━━━ Data for the task
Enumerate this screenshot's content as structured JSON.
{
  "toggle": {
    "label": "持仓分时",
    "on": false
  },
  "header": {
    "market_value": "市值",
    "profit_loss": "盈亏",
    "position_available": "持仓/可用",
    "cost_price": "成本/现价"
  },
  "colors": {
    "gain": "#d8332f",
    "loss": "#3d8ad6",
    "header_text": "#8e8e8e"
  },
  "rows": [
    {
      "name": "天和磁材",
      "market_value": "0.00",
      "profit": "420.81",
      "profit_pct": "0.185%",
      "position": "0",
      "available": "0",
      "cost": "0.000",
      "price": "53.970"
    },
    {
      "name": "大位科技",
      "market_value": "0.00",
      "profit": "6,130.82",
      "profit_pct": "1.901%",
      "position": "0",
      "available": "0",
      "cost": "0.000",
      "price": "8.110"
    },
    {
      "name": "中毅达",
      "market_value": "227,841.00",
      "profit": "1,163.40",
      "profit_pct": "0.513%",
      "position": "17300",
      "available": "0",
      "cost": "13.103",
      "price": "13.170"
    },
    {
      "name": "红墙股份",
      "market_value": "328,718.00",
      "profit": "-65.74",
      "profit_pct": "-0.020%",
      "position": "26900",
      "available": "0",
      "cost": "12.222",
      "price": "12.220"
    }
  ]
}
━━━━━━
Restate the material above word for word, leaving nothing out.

Enumerate this screenshot's content as structured JSON.
{
  "toggle": {
    "label": "持仓分时",
    "on": false
  },
  "header": {
    "market_value": "市值",
    "profit_loss": "盈亏",
    "position_available": "持仓/可用",
    "cost_price": "成本/现价"
  },
  "colors": {
    "gain": "#d8332f",
    "loss": "#3d8ad6",
    "header_text": "#8e8e8e"
  },
  "rows": [
    {
      "name": "天和磁材",
      "market_value": "0.00",
      "profit": "420.81",
      "profit_pct": "0.185%",
      "position": "0",
      "available": "0",
      "cost": "0.000",
      "price": "53.970"
    },
    {
      "name": "大位科技",
      "market_value": "0.00",
      "profit": "6,130.82",
      "profit_pct": "1.901%",
      "position": "0",
      "available": "0",
      "cost": "0.000",
      "price": "8.110"
    },
    {
      "name": "中毅达",
      "market_value": "227,841.00",
      "profit": "1,163.40",
      "profit_pct": "0.513%",
      "position": "17300",
      "available": "0",
      "cost": "13.103",
      "price": "13.170"
    },
    {
      "name": "红墙股份",
      "market_value": "328,718.00",
      "profit": "-65.74",
      "profit_pct": "-0.020%",
      "position": "26900",
      "available": "0",
      "cost": "12.222",
      "price": "12.220"
    }
  ]
}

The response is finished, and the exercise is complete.